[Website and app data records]
%%
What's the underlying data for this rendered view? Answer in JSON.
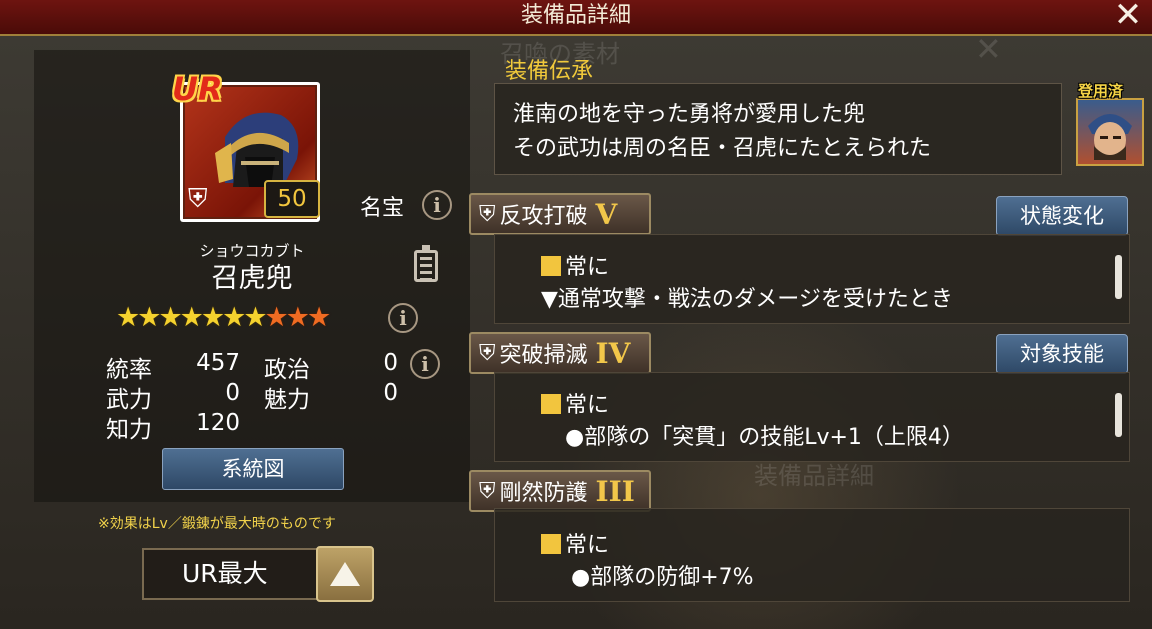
{
  "window": {
    "title": "装備品詳細"
  },
  "item": {
    "rarity": "UR",
    "level": "50",
    "furigana": "ショウコカブト",
    "name": "召虎兜",
    "treasure_label": "名宝",
    "stars_total": 10,
    "stars_yellow": 7,
    "stars_orange": 3
  },
  "stats": {
    "command": {
      "label": "統率",
      "value": "457"
    },
    "politics": {
      "label": "政治",
      "value": "0"
    },
    "war": {
      "label": "武力",
      "value": "0"
    },
    "charm": {
      "label": "魅力",
      "value": "0"
    },
    "intellect": {
      "label": "知力",
      "value": "120"
    }
  },
  "buttons": {
    "lineage": "系統図",
    "state_change": "状態変化",
    "target_skill": "対象技能"
  },
  "note": "※効果はLv／鍛錬が最大時のものです",
  "selector": {
    "value": "UR最大"
  },
  "lore": {
    "title": "装備伝承",
    "line1": "淮南の地を守った勇将が愛用した兜",
    "line2": "その武功は周の名臣・召虎にたとえられた"
  },
  "equipped": "登用済",
  "skills": [
    {
      "name": "反攻打破",
      "rank": "V",
      "condition": "常に",
      "effect": "▼通常攻撃・戦法のダメージを受けたとき"
    },
    {
      "name": "突破掃滅",
      "rank": "IV",
      "condition": "常に",
      "effect": "●部隊の「突貫」の技能Lv+1（上限4）"
    },
    {
      "name": "剛然防護",
      "rank": "III",
      "condition": "常に",
      "effect": "●部隊の防御+7%"
    }
  ],
  "colors": {
    "accent": "#f0c93b",
    "title_bar": "#6e1410",
    "button": "#3e5a7c"
  },
  "icons": [
    "close-icon",
    "info-icon",
    "clipboard-icon",
    "armor-icon",
    "up-arrow-icon",
    "star-icon"
  ]
}
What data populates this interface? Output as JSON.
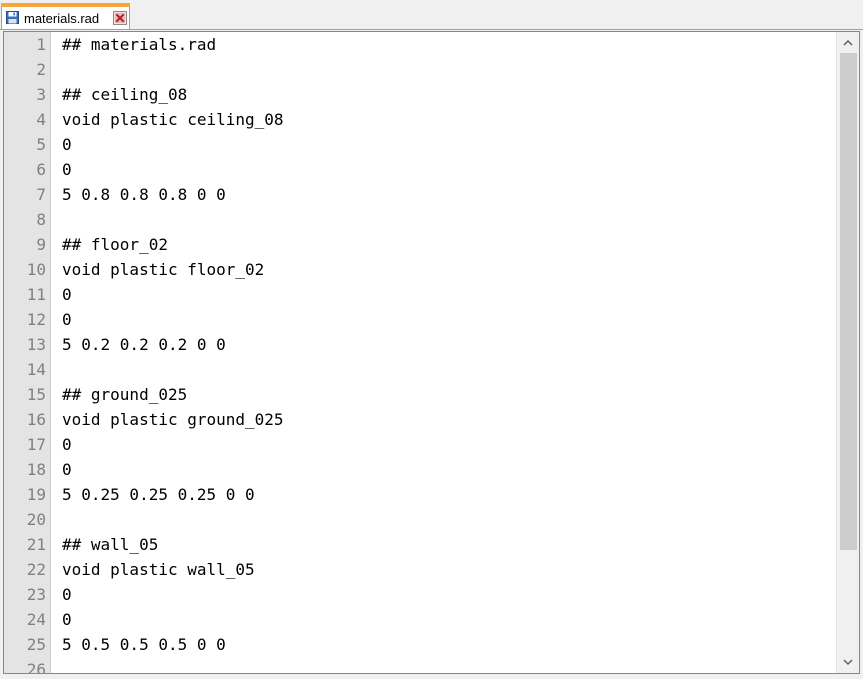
{
  "tab": {
    "label": "materials.rad",
    "icon": "save-icon",
    "close_icon": "close-icon",
    "accent_color": "#f8a53a"
  },
  "editor": {
    "line_numbers": [
      "1",
      "2",
      "3",
      "4",
      "5",
      "6",
      "7",
      "8",
      "9",
      "10",
      "11",
      "12",
      "13",
      "14",
      "15",
      "16",
      "17",
      "18",
      "19",
      "20",
      "21",
      "22",
      "23",
      "24",
      "25",
      "26"
    ],
    "lines": [
      "## materials.rad",
      "",
      "## ceiling_08",
      "void plastic ceiling_08",
      "0",
      "0",
      "5 0.8 0.8 0.8 0 0",
      "",
      "## floor_02",
      "void plastic floor_02",
      "0",
      "0",
      "5 0.2 0.2 0.2 0 0",
      "",
      "## ground_025",
      "void plastic ground_025",
      "0",
      "0",
      "5 0.25 0.25 0.25 0 0",
      "",
      "## wall_05",
      "void plastic wall_05",
      "0",
      "0",
      "5 0.5 0.5 0.5 0 0",
      ""
    ]
  },
  "scrollbar": {
    "up_icon": "chevron-up-icon",
    "down_icon": "chevron-down-icon",
    "position": 0
  }
}
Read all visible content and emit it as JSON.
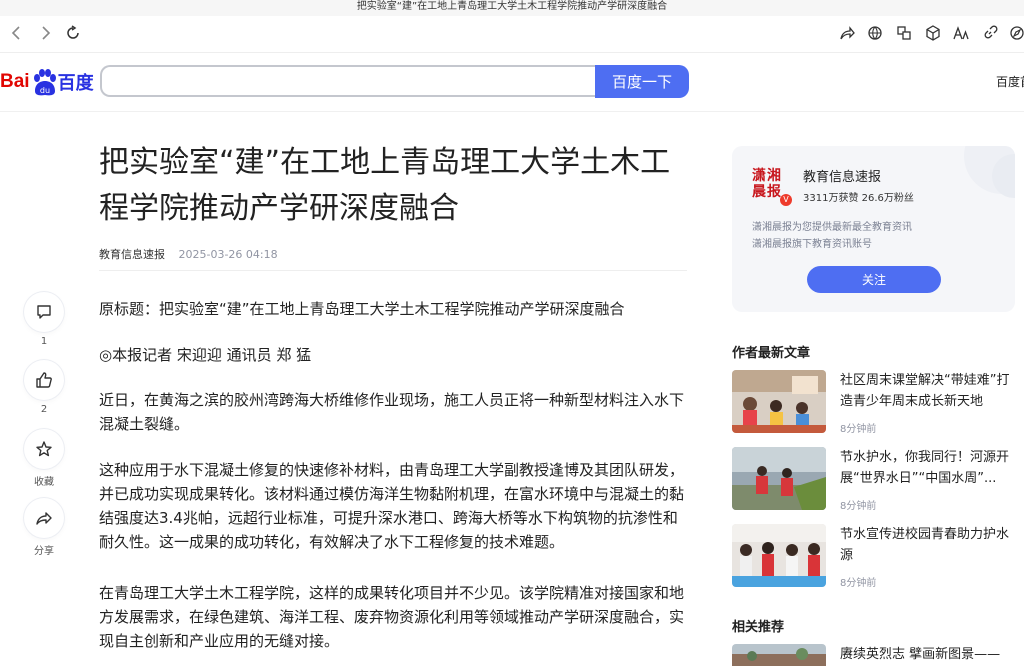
{
  "window": {
    "title": "把实验室“建”在工地上青岛理工大学土木工程学院推动产学研深度融合"
  },
  "toolbar": {
    "icons": [
      "back-icon",
      "forward-icon",
      "reload-icon",
      "share-icon",
      "globe-icon",
      "translate-icon",
      "extension-icon",
      "text-size-icon",
      "link-icon",
      "compass-icon"
    ]
  },
  "header": {
    "logo_bai": "Bai",
    "logo_du": "百度",
    "search_placeholder": "",
    "search_button": "百度一下",
    "right_link": "百度首"
  },
  "article": {
    "title": "把实验室“建”在工地上青岛理工大学土木工程学院推动产学研深度融合",
    "author": "教育信息速报",
    "time": "2025-03-26 04:18",
    "paragraphs": [
      "原标题：把实验室“建”在工地上青岛理工大学土木工程学院推动产学研深度融合",
      "◎本报记者 宋迎迎 通讯员 郑 猛",
      "近日，在黄海之滨的胶州湾跨海大桥维修作业现场，施工人员正将一种新型材料注入水下混凝土裂缝。",
      "这种应用于水下混凝土修复的快速修补材料，由青岛理工大学副教授逢博及其团队研发，并已成功实现成果转化。该材料通过模仿海洋生物黏附机理，在富水环境中与混凝土的黏结强度达3.4兆帕，远超行业标准，可提升深水港口、跨海大桥等水下构筑物的抗渗性和耐久性。这一成果的成功转化，有效解决了水下工程修复的技术难题。",
      "在青岛理工大学土木工程学院，这样的成果转化项目并不少见。该学院精准对接国家和地方发展需求，在绿色建筑、海洋工程、废弃物资源化利用等领域推动产学研深度融合，实现自主创新和产业应用的无缝对接。"
    ]
  },
  "actions": {
    "comment_count": "1",
    "like_count": "2",
    "favorite_label": "收藏",
    "share_label": "分享"
  },
  "author_card": {
    "logo_line1": "潇湘",
    "logo_line2": "晨报",
    "badge": "V",
    "name": "教育信息速报",
    "stats": "3311万获赞 26.6万粉丝",
    "desc_line1": "潇湘晨报为您提供最新最全教育资讯",
    "desc_line2": "潇湘晨报旗下教育资讯账号",
    "follow": "关注"
  },
  "latest": {
    "heading": "作者最新文章",
    "items": [
      {
        "title": "社区周末课堂解决“带娃难”打造青少年周末成长新天地",
        "time": "8分钟前"
      },
      {
        "title": "节水护水，你我同行！河源开展“世界水日”“中国水周”...",
        "time": "8分钟前"
      },
      {
        "title": "节水宣传进校园青春助力护水源",
        "time": "8分钟前"
      }
    ]
  },
  "related": {
    "heading": "相关推荐",
    "items": [
      {
        "title": "赓续英烈志 擘画新图景——"
      }
    ]
  },
  "colors": {
    "accent": "#4e6ef2",
    "brand_red": "#e10602",
    "brand_blue": "#2932e1"
  }
}
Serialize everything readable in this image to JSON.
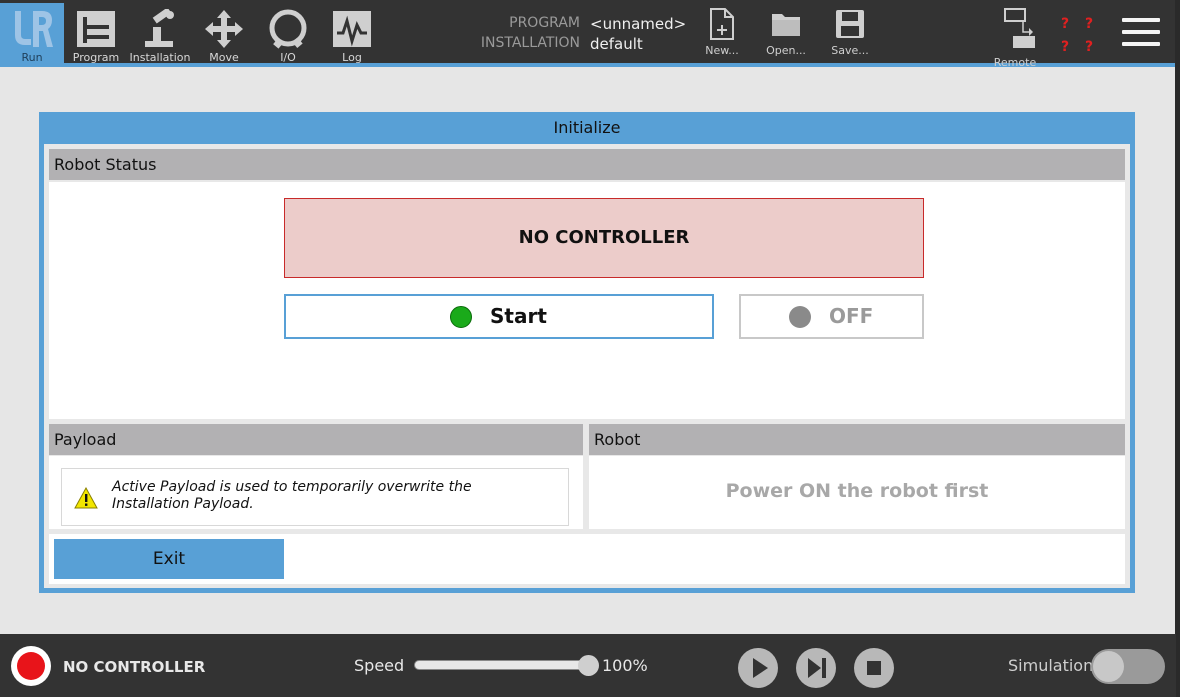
{
  "nav": {
    "items": [
      {
        "label": "Run"
      },
      {
        "label": "Program"
      },
      {
        "label": "Installation"
      },
      {
        "label": "Move"
      },
      {
        "label": "I/O"
      },
      {
        "label": "Log"
      }
    ],
    "active": "Run"
  },
  "header": {
    "program_label": "PROGRAM",
    "program_value": "<unnamed>",
    "installation_label": "INSTALLATION",
    "installation_value": "default",
    "new_label": "New...",
    "open_label": "Open...",
    "save_label": "Save...",
    "remote_label": "Remote",
    "unknown_marks": [
      "?",
      "?",
      "?",
      "?"
    ]
  },
  "dialog": {
    "title": "Initialize",
    "robot_status_header": "Robot Status",
    "controller_status": "NO CONTROLLER",
    "start_label": "Start",
    "off_label": "OFF",
    "payload_header": "Payload",
    "payload_note": "Active Payload is used to temporarily overwrite the Installation Payload.",
    "robot_header": "Robot",
    "robot_message": "Power ON the robot first",
    "exit_label": "Exit"
  },
  "footer": {
    "status_text": "NO CONTROLLER",
    "speed_label": "Speed",
    "speed_value": "100%",
    "speed_fraction": 1.0,
    "simulation_label": "Simulation",
    "simulation_on": false
  },
  "colors": {
    "accent": "#58a0d6",
    "topbar": "#333333",
    "status_red": "#e8141a",
    "start_green": "#1aaa1a",
    "off_grey": "#8a8a8a"
  }
}
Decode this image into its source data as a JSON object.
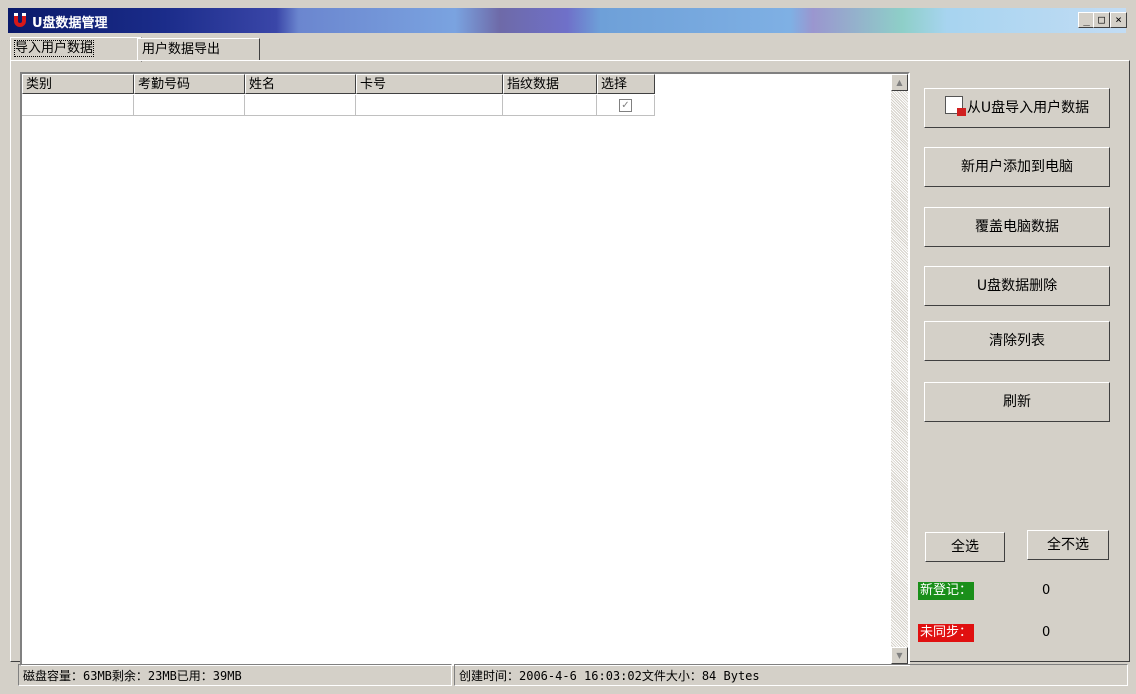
{
  "window": {
    "title": "U盘数据管理",
    "minimize": "_",
    "maximize": "□",
    "close": "×"
  },
  "tabs": [
    {
      "label": "导入用户数据",
      "active": true
    },
    {
      "label": "用户数据导出",
      "active": false
    }
  ],
  "table": {
    "columns": [
      "类别",
      "考勤号码",
      "姓名",
      "卡号",
      "指纹数据",
      "选择"
    ],
    "rows": [
      {
        "category": "",
        "attendance_no": "",
        "name": "",
        "card_no": "",
        "fingerprint": "",
        "selected": true
      }
    ]
  },
  "actions": {
    "import": "从U盘导入用户数据",
    "add_new": "新用户添加到电脑",
    "overwrite": "覆盖电脑数据",
    "delete_u": "U盘数据删除",
    "clear_list": "清除列表",
    "refresh": "刷新"
  },
  "selection": {
    "select_all": "全选",
    "select_none": "全不选"
  },
  "counters": {
    "new_label": "新登记：",
    "new_value": "0",
    "new_color": "#1a8f1a",
    "unsync_label": "未同步：",
    "unsync_value": "0",
    "unsync_color": "#e01010"
  },
  "status": {
    "disk": "磁盘容量：63MB剩余：23MB已用：39MB",
    "file": "创建时间：2006-4-6 16:03:02文件大小：84 Bytes"
  }
}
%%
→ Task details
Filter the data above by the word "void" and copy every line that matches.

→ Written reply
      "void plastic ceiling_08",
      "void plastic floor_02",
      "void plastic ground_025",
      "void plastic wall_05",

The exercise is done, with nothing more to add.